As I’ve already told you, he is a retired Chief Petty Officer from the US Navy and a Vietnam veteran. He actually has, I think, three retirements under his belt. He also retired from the DOD, where he worked at writing contracts for the Navy, he had a specific title but I don’t remember it. He also retired from another company after the DOD retirement. In short, my dad worked his butt off to provide a good life for my mother and me. As a child, especially as a teenager (when I was more interested in myself than anything else), I didn’t appreciate the devotion he showed us by the way he worked. I just remember him being gone most of the time and very busy on the weekends doing the maintenance the house needed that he couldn’t do during the week.
Have we always gotten along? No. I describe my family unit as an Oreo cookie. My dad and I are the identical cookie ends with my mother having been the white frosting in the middle that held the two cookies together. She was the go-between. My dad and I were so similar that we just had difficulty getting along when I was growing up. He worked long hours and the last thing he wanted to deal with when he got home was the self-centered ideations of an ungrateful teenage daughter. And I don’t blame him one bit on that account! Did my dad know I had mental illness? Yes, academically speaking he did, but I don’t think he quite understood what it meant. My mother’s illness and subsequent death in my late twenties forced us to come to terms with each other. He realized really quickly after my mother’s death that there was something truly wrong with me; but, up until that point, I think he just thought I was maybe lazy, or useless, he was a retired Navy chief after all! I’m not sure because I have never asked him. But that is all in the past and really unimportant in the whole scheme of things.

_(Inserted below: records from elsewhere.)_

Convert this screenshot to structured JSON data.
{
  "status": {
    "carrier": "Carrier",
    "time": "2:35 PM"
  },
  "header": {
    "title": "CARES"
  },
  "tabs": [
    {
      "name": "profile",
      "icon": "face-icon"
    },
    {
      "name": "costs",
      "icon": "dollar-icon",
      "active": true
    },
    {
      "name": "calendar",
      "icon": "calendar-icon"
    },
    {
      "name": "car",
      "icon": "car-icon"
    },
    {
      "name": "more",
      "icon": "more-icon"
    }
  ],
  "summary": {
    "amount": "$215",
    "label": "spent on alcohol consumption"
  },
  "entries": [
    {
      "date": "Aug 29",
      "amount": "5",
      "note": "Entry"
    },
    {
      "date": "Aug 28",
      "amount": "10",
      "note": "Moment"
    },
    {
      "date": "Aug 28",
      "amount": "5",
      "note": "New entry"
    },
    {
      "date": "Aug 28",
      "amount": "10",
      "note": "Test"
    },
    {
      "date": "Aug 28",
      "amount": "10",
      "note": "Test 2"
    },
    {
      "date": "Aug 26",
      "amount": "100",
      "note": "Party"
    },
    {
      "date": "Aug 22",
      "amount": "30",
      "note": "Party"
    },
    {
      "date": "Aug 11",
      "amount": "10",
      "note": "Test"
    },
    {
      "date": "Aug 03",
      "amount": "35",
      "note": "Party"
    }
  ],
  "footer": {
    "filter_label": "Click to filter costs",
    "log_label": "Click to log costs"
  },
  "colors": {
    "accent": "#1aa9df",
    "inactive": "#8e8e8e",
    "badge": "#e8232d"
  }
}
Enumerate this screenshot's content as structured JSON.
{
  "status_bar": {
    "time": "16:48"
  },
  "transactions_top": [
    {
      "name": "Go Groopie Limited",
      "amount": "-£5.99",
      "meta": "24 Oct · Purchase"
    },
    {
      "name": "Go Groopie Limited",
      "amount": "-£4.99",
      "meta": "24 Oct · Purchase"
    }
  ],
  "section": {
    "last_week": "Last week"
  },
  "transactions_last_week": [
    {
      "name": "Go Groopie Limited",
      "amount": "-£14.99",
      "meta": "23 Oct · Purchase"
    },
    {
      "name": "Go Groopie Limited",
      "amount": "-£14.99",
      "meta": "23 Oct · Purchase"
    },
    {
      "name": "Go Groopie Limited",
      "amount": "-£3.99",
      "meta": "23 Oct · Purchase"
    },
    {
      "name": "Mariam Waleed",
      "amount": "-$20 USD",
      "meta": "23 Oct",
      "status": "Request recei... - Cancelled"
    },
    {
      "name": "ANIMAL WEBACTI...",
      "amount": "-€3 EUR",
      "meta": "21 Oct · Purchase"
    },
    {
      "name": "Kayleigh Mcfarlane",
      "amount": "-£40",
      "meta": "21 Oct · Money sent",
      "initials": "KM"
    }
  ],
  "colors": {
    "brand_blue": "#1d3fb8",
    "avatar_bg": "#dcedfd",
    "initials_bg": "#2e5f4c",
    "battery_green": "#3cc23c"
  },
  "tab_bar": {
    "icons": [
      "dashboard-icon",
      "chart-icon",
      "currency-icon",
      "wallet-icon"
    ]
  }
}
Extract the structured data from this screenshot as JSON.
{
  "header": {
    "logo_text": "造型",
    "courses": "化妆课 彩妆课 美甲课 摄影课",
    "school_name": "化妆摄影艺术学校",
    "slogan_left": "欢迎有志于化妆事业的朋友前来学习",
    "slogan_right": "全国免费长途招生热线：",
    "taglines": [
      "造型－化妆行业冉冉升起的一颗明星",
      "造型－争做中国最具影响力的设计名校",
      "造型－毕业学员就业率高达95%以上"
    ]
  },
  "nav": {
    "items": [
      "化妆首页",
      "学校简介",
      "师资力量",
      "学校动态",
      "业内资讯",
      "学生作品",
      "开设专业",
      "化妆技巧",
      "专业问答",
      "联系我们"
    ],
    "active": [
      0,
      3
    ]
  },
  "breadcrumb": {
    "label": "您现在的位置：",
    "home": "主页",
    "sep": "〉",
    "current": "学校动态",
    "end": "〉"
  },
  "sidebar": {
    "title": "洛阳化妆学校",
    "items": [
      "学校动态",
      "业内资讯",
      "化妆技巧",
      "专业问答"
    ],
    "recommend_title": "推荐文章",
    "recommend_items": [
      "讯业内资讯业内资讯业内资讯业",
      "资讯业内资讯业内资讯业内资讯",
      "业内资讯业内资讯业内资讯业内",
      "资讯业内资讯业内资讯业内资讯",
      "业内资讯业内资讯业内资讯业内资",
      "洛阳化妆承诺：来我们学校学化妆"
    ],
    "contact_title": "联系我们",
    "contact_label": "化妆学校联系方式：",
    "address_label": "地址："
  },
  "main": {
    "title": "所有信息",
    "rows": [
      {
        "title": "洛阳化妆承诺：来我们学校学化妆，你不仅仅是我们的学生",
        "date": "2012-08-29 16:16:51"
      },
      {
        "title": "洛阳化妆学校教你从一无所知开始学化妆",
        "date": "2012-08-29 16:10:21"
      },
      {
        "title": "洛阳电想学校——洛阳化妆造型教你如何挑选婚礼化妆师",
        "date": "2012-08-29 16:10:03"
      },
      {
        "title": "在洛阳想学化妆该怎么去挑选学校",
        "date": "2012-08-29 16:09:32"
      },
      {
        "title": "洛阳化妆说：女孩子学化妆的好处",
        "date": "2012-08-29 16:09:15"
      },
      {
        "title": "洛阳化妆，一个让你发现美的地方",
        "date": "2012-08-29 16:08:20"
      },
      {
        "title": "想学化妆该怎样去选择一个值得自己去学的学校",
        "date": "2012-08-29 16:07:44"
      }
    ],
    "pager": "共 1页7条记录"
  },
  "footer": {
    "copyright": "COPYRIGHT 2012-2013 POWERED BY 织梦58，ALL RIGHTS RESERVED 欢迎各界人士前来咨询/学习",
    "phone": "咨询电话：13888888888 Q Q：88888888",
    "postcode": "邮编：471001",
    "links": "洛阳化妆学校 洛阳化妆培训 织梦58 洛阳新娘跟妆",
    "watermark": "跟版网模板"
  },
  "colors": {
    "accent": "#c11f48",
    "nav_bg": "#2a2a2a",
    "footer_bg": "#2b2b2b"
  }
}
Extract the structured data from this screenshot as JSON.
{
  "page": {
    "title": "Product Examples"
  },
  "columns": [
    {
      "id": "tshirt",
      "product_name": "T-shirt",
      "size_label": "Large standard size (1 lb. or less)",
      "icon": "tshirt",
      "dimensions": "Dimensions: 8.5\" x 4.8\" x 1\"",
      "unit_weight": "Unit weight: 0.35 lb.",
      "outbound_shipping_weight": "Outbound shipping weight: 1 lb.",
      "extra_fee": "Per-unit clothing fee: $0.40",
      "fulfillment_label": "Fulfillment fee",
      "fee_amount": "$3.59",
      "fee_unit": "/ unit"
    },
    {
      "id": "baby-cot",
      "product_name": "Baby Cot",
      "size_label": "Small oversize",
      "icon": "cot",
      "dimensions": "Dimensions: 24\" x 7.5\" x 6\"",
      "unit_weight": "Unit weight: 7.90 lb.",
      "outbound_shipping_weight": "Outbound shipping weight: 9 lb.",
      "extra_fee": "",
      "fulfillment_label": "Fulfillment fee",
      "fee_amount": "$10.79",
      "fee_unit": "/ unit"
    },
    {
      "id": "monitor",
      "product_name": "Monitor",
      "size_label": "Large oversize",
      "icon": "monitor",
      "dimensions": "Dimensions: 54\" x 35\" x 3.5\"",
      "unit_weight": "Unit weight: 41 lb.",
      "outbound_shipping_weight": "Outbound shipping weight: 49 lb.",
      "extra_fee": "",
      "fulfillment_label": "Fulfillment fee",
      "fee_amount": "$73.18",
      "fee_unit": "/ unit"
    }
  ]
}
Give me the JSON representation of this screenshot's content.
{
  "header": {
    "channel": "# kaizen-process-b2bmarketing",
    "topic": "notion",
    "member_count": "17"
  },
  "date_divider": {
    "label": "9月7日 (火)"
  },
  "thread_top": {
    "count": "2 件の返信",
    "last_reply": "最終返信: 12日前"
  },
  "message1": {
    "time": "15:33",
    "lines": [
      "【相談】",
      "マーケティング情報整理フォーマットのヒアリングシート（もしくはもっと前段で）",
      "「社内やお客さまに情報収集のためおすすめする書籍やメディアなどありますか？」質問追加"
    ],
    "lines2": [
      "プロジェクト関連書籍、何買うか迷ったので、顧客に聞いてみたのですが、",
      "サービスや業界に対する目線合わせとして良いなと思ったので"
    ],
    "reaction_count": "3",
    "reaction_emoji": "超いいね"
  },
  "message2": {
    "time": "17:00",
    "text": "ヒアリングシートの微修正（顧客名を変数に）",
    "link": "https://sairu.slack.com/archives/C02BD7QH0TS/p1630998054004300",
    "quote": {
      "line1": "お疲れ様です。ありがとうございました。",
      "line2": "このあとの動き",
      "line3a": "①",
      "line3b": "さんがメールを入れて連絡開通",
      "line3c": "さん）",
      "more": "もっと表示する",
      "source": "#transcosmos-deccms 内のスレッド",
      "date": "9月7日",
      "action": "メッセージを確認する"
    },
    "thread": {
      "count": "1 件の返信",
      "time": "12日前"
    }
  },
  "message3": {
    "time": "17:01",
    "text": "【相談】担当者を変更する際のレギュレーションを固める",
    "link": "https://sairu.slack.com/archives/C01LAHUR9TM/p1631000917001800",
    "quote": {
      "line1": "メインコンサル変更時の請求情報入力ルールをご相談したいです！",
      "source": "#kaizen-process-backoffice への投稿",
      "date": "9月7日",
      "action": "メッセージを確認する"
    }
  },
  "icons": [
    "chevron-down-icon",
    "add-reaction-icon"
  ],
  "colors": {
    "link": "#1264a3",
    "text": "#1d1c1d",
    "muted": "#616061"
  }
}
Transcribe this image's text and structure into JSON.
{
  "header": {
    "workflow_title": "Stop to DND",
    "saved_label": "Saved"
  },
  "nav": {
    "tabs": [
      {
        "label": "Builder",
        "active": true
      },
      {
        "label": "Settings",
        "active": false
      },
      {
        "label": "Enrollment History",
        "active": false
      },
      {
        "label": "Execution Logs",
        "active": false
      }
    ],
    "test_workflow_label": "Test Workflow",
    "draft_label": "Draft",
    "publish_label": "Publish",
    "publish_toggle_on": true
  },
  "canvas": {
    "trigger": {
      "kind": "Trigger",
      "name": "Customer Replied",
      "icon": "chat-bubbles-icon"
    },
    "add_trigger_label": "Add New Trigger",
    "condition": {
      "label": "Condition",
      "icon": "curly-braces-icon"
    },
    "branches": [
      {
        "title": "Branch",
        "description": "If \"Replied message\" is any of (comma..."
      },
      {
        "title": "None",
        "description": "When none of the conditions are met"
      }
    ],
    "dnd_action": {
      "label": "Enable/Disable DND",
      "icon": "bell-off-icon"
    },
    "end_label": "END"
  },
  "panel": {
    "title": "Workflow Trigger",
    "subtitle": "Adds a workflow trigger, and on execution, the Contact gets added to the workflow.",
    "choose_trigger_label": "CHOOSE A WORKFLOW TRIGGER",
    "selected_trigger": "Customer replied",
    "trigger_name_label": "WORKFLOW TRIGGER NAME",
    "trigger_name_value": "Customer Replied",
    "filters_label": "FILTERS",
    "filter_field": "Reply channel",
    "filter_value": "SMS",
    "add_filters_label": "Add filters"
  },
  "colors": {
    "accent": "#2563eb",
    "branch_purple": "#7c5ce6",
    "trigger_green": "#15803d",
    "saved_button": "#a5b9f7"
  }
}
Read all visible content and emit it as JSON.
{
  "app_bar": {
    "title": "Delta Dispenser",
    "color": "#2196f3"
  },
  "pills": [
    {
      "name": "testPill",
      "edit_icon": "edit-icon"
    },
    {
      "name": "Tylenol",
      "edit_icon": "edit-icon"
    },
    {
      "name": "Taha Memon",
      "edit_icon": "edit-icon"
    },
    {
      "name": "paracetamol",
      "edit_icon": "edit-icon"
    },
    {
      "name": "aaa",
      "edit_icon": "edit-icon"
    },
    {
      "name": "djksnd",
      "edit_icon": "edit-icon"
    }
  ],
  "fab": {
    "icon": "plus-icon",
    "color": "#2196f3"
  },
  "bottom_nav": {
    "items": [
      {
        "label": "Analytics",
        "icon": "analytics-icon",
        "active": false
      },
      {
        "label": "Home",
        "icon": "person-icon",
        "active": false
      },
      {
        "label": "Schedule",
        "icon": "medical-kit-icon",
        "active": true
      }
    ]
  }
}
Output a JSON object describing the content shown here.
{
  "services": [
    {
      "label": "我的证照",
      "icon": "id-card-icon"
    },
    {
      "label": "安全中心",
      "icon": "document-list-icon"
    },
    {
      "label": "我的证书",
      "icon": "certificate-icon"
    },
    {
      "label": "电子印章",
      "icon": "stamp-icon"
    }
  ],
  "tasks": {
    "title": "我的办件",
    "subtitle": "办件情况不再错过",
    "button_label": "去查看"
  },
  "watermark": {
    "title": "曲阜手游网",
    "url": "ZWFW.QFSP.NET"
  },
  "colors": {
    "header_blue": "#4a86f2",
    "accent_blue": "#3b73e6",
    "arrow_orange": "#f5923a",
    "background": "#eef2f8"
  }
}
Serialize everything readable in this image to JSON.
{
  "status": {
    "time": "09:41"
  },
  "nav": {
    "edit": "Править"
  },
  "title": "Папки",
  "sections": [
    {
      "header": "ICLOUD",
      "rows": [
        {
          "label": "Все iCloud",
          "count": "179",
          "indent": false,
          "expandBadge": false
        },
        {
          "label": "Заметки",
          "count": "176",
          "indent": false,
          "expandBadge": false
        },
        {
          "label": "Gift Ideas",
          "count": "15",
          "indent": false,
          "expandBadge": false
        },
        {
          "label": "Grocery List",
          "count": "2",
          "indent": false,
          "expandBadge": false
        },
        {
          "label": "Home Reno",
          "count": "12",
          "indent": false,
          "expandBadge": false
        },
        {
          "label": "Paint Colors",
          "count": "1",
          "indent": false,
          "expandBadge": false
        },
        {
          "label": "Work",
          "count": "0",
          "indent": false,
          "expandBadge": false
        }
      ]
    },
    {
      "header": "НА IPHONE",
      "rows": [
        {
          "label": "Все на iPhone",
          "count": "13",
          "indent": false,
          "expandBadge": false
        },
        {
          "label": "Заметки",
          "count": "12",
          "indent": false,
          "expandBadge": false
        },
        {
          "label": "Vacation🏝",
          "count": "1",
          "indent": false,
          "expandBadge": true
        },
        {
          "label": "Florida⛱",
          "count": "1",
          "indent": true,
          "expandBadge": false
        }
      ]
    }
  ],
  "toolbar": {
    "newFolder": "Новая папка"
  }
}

The point of this post is to talk about the man himself. Today, he is very important to me and we are rather close. I know I can always count on him to bail me out, even now when I am in my forties and should be beyond the need of being bailed out. I can go to him for spiritual counsel and advice about life in general. My dad has seen it all and lived through it, so he is a fountain of wisdom that I rely on quite a bit actually. He’s the first person I think of, after my husband, to call and tell him my plans or any news developing in my little world. After the death of my mother, I learned how precious parents are to have and I do my very best to not take it for granted that I still have him. He lives about three hours away with my step-mom. I do my best to go see him as often as I can, and I plan on doing it more often because he is getting up in years and I know time is not on our side. I live with regrets regarding both my mother and grandmother; I don’t want to have them about him as well.
In short, I just want to say Happy Father’s Day to all the fathers out there, especially mine. He is both my friend and hero. I have quite a lot of respect for my dad, especially now that I am, or at least hope I am, beyond the selfish ideations and can truly appreciate the sacrifices that man made for family and country. I love you Dad and I hope you are with me for many years to come. And everyone do me a big favor, tell your dad, whether he’s with you or not, that you love him this Father’s Day, in some way – he deserves it!
Blessings to you all,